*WORK INSTRUCTION*: For each record here, output an exact copy.

PROVIDED ENTRIES START

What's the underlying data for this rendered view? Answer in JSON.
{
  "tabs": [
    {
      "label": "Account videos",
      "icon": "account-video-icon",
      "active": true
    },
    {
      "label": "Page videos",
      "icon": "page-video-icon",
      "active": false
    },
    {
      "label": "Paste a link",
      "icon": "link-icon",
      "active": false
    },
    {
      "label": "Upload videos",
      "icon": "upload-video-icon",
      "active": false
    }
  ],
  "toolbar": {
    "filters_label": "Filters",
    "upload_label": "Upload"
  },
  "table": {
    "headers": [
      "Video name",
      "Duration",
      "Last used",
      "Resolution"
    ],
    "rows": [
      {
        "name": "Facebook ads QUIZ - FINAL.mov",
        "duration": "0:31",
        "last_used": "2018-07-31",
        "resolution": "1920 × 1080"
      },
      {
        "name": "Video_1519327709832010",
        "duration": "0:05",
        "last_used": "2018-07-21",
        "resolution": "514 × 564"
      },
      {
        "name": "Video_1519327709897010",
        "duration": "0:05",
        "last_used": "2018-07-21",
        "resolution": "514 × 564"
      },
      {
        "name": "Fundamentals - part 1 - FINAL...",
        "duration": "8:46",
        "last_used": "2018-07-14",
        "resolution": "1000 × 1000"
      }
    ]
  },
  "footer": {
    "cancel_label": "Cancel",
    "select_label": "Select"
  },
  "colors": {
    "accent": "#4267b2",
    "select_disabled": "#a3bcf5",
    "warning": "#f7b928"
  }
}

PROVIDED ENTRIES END

*SOLUTION FOR THIS PROBLEM*:
What's the underlying data for this rendered view? Answer in JSON.
{
  "tabs": [
    {
      "label": "Account videos",
      "icon": "account-video-icon",
      "active": true
    },
    {
      "label": "Page videos",
      "icon": "page-video-icon",
      "active": false
    },
    {
      "label": "Paste a link",
      "icon": "link-icon",
      "active": false
    },
    {
      "label": "Upload videos",
      "icon": "upload-video-icon",
      "active": false
    }
  ],
  "toolbar": {
    "filters_label": "Filters",
    "upload_label": "Upload"
  },
  "table": {
    "headers": [
      "Video name",
      "Duration",
      "Last used",
      "Resolution"
    ],
    "rows": [
      {
        "name": "Facebook ads QUIZ - FINAL.mov",
        "duration": "0:31",
        "last_used": "2018-07-31",
        "resolution": "1920 × 1080"
      },
      {
        "name": "Video_1519327709832010",
        "duration": "0:05",
        "last_used": "2018-07-21",
        "resolution": "514 × 564"
      },
      {
        "name": "Video_1519327709897010",
        "duration": "0:05",
        "last_used": "2018-07-21",
        "resolution": "514 × 564"
      },
      {
        "name": "Fundamentals - part 1 - FINAL...",
        "duration": "8:46",
        "last_used": "2018-07-14",
        "resolution": "1000 × 1000"
      }
    ]
  },
  "footer": {
    "cancel_label": "Cancel",
    "select_label": "Select"
  },
  "colors": {
    "accent": "#4267b2",
    "select_disabled": "#a3bcf5",
    "warning": "#f7b928"
  }
}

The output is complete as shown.